Mercy for Me, Judgment for You

The One Year® Chronology Bible, NKJV (Tyndale, 2013), May 14

imagesThe Bible is an unsanitized story about a real God, who has a real relationship with real people, who have real problems. Had the Author of the Bible sanitized its story, no man would have hope.
Every people group has a story of origins, but no story compares to the Bible’s narrative. It begins with God’s creative goodness, bringing all creation, including mankind, into being, His great wisdom in giving man a prohibition regarding the forbidden tree, His merciful promise to man regarding redemption (Gen. 3:15), and His marvelous picture of redemption (Gen. 3:21). This story is the greater context of David’s imprecatory prayer in Psalm 109.

David’s military exploits give Israel reason to boast. His moral and familial failures, however, provide fodder for his enemies to attack him, “They have spoken against me with a lying tongue. They have also surrounded me with words of hatred, and fought against me without a cause. In return for my love they are my accusers, but I give myself to prayer. Thus they have rewarded me evil for good, and hatred for my love” (Ps. 109:2-5). In response to their attacks David prays an imprecatory prayer asking “judgment for them, mercy for me.” He asks the LORD to:
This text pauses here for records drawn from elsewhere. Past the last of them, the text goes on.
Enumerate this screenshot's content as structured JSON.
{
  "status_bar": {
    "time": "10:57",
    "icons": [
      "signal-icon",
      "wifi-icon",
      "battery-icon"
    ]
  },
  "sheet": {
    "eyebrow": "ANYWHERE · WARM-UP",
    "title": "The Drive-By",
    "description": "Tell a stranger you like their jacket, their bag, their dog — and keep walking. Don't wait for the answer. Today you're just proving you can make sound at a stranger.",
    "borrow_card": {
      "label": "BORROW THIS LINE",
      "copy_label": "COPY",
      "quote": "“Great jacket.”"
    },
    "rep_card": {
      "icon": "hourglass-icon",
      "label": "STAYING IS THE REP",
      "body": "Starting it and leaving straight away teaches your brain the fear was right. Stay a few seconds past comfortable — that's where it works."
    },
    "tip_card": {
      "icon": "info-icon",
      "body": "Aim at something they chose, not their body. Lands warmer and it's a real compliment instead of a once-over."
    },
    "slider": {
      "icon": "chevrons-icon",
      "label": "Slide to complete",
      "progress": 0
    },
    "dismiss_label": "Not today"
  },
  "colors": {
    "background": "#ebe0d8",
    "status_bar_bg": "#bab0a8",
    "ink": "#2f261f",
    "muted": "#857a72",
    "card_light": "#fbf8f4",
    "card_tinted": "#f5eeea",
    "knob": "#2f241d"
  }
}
  • Raise up enemies for his enemies (109:6-7).
  • Shorten the lives of his enemies (109:8).
  • Cut off the continuance of their lineage and make their children beggars (109:9-10, 13).
  • Take away their possessions (109:11).
  • Withhold forgiveness for their sins (109:14-15).
  • Curse them equal to their cursing of others (109:17-19).

David asks the LORD to be kind to him based on His covenantal relationship, “But You, O GOD the Lord, deal with me for Your name’s sake; because Your mercy is good, deliver me” (109:21). He appeals to God to answer this prayer to distinguish him from his enemies, “Help me, O LORD my God! Oh, save me according to Your mercy, that they may know that this is Your hand—that You, LORD, have done it!” (109:26-27).

Finally, David ends his prayer with gratitude toward God, “I will greatly praise the LORD with my mouth; yes, I will praise Him among the multitude. For He shall stand at the right hand of the poor, to save him from those who condemn him” (109:30-31).

David’s imprecatory prayer reveals a number of encouraging truths:

  • God vindicates and blesses those with whom He has made a covenant.
  • Though David has the power to punish those who rise up against him, he trusts the Lord to vindicate him. Therefore, God’s people may ask the Lord to vindicate them and to punish those who rise up against them. Whether people today have the power to bring about vengeance, or they are powerless before men, they can hope in the God of the covenant, the Lord Jesus, to defend them ultimately.

Questions from today’s chronological Bible reading (Psalms 103, 108-110, 122, 124):
How does knowing Moses’ story and Israel’s history help David to develop a strong and correct view of God? (Psalm 103)
How does praying an imprecatory prayer in Psalm 109 enable David to gain God’s perspective and trust Him?
What do the Songs of Ascents teach about worship and worshippers?